▸ AIM OF THE TASK
Your answer must be an exact repetition of every record.

********

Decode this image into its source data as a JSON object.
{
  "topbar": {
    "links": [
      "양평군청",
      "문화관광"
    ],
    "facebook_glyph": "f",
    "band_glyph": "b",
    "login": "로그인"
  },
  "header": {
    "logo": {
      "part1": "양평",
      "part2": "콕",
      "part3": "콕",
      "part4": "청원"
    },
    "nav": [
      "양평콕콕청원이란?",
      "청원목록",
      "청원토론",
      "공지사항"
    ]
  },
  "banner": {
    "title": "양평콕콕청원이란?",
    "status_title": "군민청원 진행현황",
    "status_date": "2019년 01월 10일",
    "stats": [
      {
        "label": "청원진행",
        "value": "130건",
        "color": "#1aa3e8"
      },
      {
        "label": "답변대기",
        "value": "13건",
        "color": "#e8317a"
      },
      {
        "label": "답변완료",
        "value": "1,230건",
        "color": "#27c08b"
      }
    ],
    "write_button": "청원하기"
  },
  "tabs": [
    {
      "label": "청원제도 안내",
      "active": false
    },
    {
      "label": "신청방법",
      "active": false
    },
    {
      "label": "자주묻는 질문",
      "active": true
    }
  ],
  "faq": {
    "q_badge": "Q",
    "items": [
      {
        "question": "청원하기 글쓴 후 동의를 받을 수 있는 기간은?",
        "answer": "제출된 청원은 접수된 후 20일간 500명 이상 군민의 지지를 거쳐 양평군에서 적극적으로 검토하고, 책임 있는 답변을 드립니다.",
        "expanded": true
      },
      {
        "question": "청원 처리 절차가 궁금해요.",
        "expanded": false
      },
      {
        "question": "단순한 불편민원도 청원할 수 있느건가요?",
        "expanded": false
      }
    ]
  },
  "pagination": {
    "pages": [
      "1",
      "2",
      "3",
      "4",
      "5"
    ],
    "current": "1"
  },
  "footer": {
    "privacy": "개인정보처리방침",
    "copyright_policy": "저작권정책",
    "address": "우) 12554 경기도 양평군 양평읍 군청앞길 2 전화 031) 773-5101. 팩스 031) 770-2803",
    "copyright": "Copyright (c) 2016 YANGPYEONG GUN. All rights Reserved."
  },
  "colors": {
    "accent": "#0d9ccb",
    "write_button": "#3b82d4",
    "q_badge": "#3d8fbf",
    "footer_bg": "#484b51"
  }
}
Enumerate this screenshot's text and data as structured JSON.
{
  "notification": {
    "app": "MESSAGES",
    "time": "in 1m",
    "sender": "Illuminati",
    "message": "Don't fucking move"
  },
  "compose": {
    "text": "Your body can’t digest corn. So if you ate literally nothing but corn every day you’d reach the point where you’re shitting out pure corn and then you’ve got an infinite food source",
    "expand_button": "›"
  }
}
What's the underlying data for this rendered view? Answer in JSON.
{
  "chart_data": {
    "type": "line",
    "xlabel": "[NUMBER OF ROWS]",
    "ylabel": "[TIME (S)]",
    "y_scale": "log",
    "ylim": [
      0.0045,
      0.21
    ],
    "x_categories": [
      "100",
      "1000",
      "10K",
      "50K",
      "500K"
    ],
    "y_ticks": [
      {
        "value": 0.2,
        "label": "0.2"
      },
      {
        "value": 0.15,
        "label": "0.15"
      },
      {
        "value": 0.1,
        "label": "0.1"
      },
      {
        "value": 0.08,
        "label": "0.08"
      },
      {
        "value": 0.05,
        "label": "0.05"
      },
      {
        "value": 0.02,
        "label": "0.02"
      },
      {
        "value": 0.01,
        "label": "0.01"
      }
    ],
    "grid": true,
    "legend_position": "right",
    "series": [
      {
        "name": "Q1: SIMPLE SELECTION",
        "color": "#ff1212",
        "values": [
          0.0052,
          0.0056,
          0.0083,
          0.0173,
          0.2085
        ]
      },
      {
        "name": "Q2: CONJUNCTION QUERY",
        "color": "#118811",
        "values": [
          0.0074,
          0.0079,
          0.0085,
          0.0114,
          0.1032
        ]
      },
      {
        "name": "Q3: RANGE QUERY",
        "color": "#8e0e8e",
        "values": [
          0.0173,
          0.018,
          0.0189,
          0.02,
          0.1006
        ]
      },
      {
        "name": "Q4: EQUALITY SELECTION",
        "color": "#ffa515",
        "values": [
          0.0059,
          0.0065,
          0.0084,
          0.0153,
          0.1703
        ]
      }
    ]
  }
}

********

▸ ANSWER TO THE PROBLEM
Decode this image into its source data as a JSON object.
{
  "topbar": {
    "links": [
      "양평군청",
      "문화관광"
    ],
    "facebook_glyph": "f",
    "band_glyph": "b",
    "login": "로그인"
  },
  "header": {
    "logo": {
      "part1": "양평",
      "part2": "콕",
      "part3": "콕",
      "part4": "청원"
    },
    "nav": [
      "양평콕콕청원이란?",
      "청원목록",
      "청원토론",
      "공지사항"
    ]
  },
  "banner": {
    "title": "양평콕콕청원이란?",
    "status_title": "군민청원 진행현황",
    "status_date": "2019년 01월 10일",
    "stats": [
      {
        "label": "청원진행",
        "value": "130건",
        "color": "#1aa3e8"
      },
      {
        "label": "답변대기",
        "value": "13건",
        "color": "#e8317a"
      },
      {
        "label": "답변완료",
        "value": "1,230건",
        "color": "#27c08b"
      }
    ],
    "write_button": "청원하기"
  },
  "tabs": [
    {
      "label": "청원제도 안내",
      "active": false
    },
    {
      "label": "신청방법",
      "active": false
    },
    {
      "label": "자주묻는 질문",
      "active": true
    }
  ],
  "faq": {
    "q_badge": "Q",
    "items": [
      {
        "question": "청원하기 글쓴 후 동의를 받을 수 있는 기간은?",
        "answer": "제출된 청원은 접수된 후 20일간 500명 이상 군민의 지지를 거쳐 양평군에서 적극적으로 검토하고, 책임 있는 답변을 드립니다.",
        "expanded": true
      },
      {
        "question": "청원 처리 절차가 궁금해요.",
        "expanded": false
      },
      {
        "question": "단순한 불편민원도 청원할 수 있느건가요?",
        "expanded": false
      }
    ]
  },
  "pagination": {
    "pages": [
      "1",
      "2",
      "3",
      "4",
      "5"
    ],
    "current": "1"
  },
  "footer": {
    "privacy": "개인정보처리방침",
    "copyright_policy": "저작권정책",
    "address": "우) 12554 경기도 양평군 양평읍 군청앞길 2 전화 031) 773-5101. 팩스 031) 770-2803",
    "copyright": "Copyright (c) 2016 YANGPYEONG GUN. All rights Reserved."
  },
  "colors": {
    "accent": "#0d9ccb",
    "write_button": "#3b82d4",
    "q_badge": "#3d8fbf",
    "footer_bg": "#484b51"
  }
}
Enumerate this screenshot's text and data as structured JSON.
{
  "notification": {
    "app": "MESSAGES",
    "time": "in 1m",
    "sender": "Illuminati",
    "message": "Don't fucking move"
  },
  "compose": {
    "text": "Your body can’t digest corn. So if you ate literally nothing but corn every day you’d reach the point where you’re shitting out pure corn and then you’ve got an infinite food source",
    "expand_button": "›"
  }
}
What's the underlying data for this rendered view? Answer in JSON.
{
  "chart_data": {
    "type": "line",
    "xlabel": "[NUMBER OF ROWS]",
    "ylabel": "[TIME (S)]",
    "y_scale": "log",
    "ylim": [
      0.0045,
      0.21
    ],
    "x_categories": [
      "100",
      "1000",
      "10K",
      "50K",
      "500K"
    ],
    "y_ticks": [
      {
        "value": 0.2,
        "label": "0.2"
      },
      {
        "value": 0.15,
        "label": "0.15"
      },
      {
        "value": 0.1,
        "label": "0.1"
      },
      {
        "value": 0.08,
        "label": "0.08"
      },
      {
        "value": 0.05,
        "label": "0.05"
      },
      {
        "value": 0.02,
        "label": "0.02"
      },
      {
        "value": 0.01,
        "label": "0.01"
      }
    ],
    "grid": true,
    "legend_position": "right",
    "series": [
      {
        "name": "Q1: SIMPLE SELECTION",
        "color": "#ff1212",
        "values": [
          0.0052,
          0.0056,
          0.0083,
          0.0173,
          0.2085
        ]
      },
      {
        "name": "Q2: CONJUNCTION QUERY",
        "color": "#118811",
        "values": [
          0.0074,
          0.0079,
          0.0085,
          0.0114,
          0.1032
        ]
      },
      {
        "name": "Q3: RANGE QUERY",
        "color": "#8e0e8e",
        "values": [
          0.0173,
          0.018,
          0.0189,
          0.02,
          0.1006
        ]
      },
      {
        "name": "Q4: EQUALITY SELECTION",
        "color": "#ffa515",
        "values": [
          0.0059,
          0.0065,
          0.0084,
          0.0153,
          0.1703
        ]
      }
    ]
  }
}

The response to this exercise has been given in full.